Three children and young people in every classroom experience mental health problems in the UK. The figure for children in care is even high with four times more likely to struggle with poor mental health than their peers who are not in care. Teachers have an important role to play in supporting children to be mentally healthy, and knowing the signs can help aid early appropriate intervention. This course enables learners gain the necessary knowledge to understand mental health and identify signs and symptoms. It provides clear guidelines as to your role in supporting children with mental health difficulties.
How can schools help support pupils?
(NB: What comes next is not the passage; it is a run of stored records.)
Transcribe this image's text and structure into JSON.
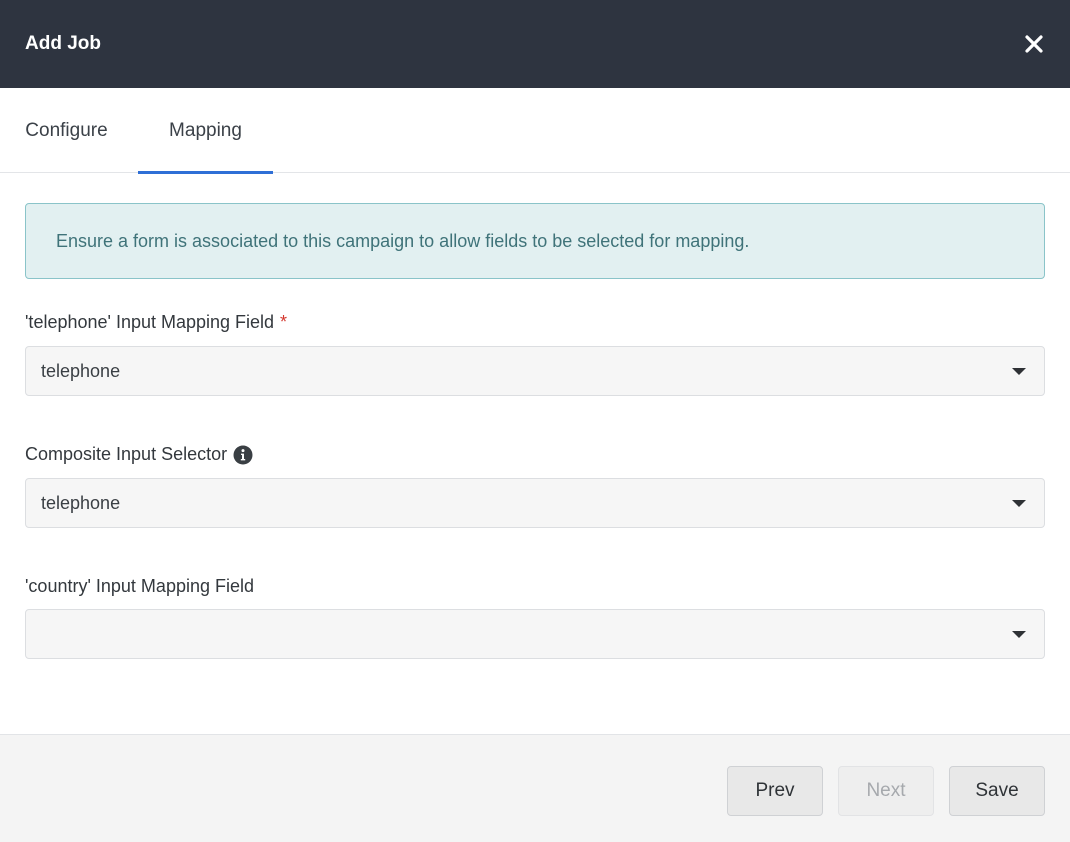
{
  "header": {
    "title": "Add Job",
    "close_icon": "close-icon"
  },
  "tabs": [
    {
      "label": "Configure",
      "active": false
    },
    {
      "label": "Mapping",
      "active": true
    }
  ],
  "alert": {
    "text": "Ensure a form is associated to this campaign to allow fields to be selected for mapping."
  },
  "fields": [
    {
      "label": "'telephone' Input Mapping Field",
      "required": true,
      "value": "telephone"
    },
    {
      "label": "Composite Input Selector",
      "info_icon": "info-icon",
      "value": "telephone"
    },
    {
      "label": "'country' Input Mapping Field",
      "value": ""
    }
  ],
  "required_marker": "*",
  "footer": {
    "prev_label": "Prev",
    "next_label": "Next",
    "save_label": "Save"
  },
  "colors": {
    "header_bg": "#2e3440",
    "tab_active": "#2f6fd6",
    "alert_bg": "#e2f0f1",
    "alert_border": "#8ac4c9",
    "required": "#d4362d"
  }
}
There is a deepening crisis affecting children and young people’s mental health in England. Three children in every classroom experience a clinically diagnosable condition. The numbers requiring help is increasing against a background of funding cuts and reduction in services such as CAHMS. The lack of early and appropriate support often means that emerging mental health problems escalate further and require more significant intervention.
In January 2017, Prime Minister Theresa May spoke to the nation about how the government is planning to transform mental health support in this country. In her speech she said:
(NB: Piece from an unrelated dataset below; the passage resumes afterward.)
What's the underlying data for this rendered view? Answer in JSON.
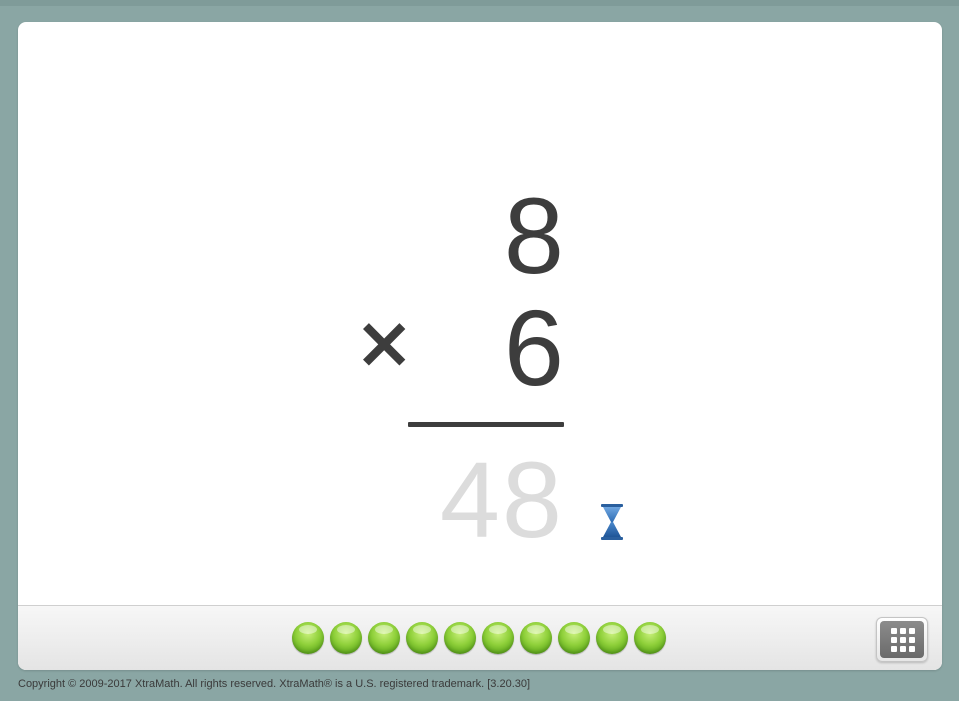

‘This starts with ensuring that children and young people get the help and support they need and deserve – because we know that mental illness too often starts in childhood and that when left untreated, can blight lives, and become entrenched.’
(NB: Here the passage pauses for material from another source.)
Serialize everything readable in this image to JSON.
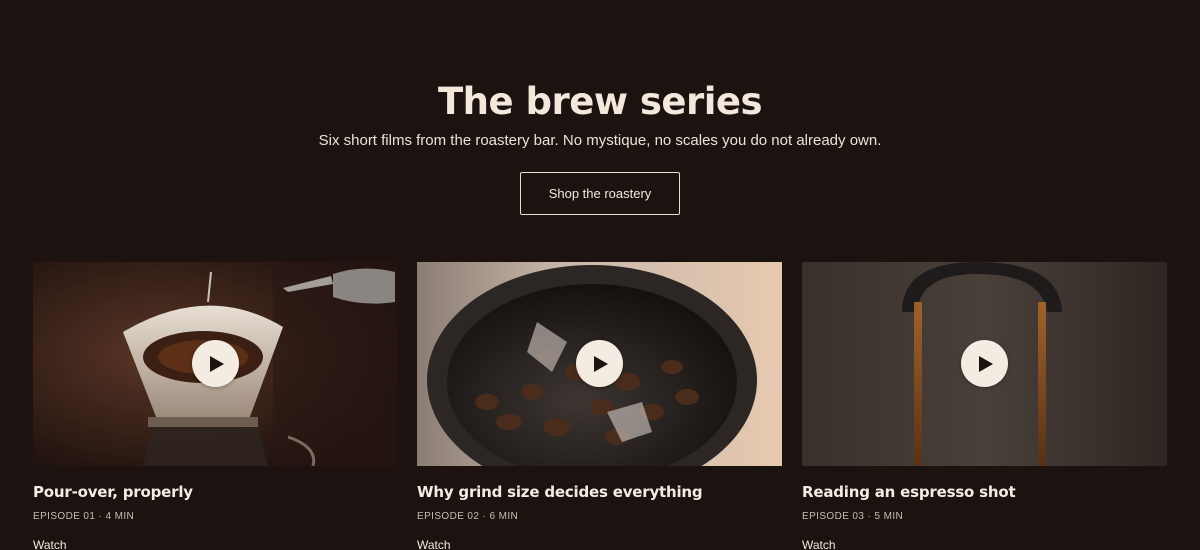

Our schools increasingly find themselves in the frontline of the crisis in children and young people’s mental health. Pressure on teachers and support staff is increasing as secondary schools are expected to be at the heart of early intervention provision for children and young people with emerging, low-level mental health problems.
The AC Education course has been written by education experts and psychologists to help all those working in Education understand what influences good mental health and what signs and symptoms you should look out for. The course considers how to talk to pupils that you may be concerned about and how to fulfil your safeguarding obligations in low to medium risk situations and crisis situations.
About the course
What it covers:
This course covers the following topics
- What factors influence mental health including signs and symptoms
- How to start conversations about mental health
- How to deal with low to medium risk situations and how to respond to a crisis situation
- Your safeguarding responsibilities
This course has been written to meet the advice from the Department of Education guidance ‘Mental health and behaviour in schools’
More information on Supporting Pupils with Mental Health Difficulties
If you would like to take the Supporting Pupils with Mental Health difficulties online course or find out more information please fill in our form and we’ll call you back.
We also offer a range of related courses. Just click here to download our prospectus.
For other enquiries, please feel free to email us at firstname.lastname@example.org or call 01923 850408.
- To understand what is mental health
- To understand how poor mental health can affect adolescents
- To recognise the signs and symptoms of poor mental health
- To understand what you can do to help a young person with mental health issues
- To know what to do when there is a low to medium concern for a young person’s mental health
- To know how to help a young person with mental health difficulties who has been found in a crisis situation
Secondary school teacher
The course improved my confidence in working with young people who suffer from mental health difficulties. the section how to have a conversation with a child who I was concerned about was very useful and I have been able to reflect on this and apply in the classroom.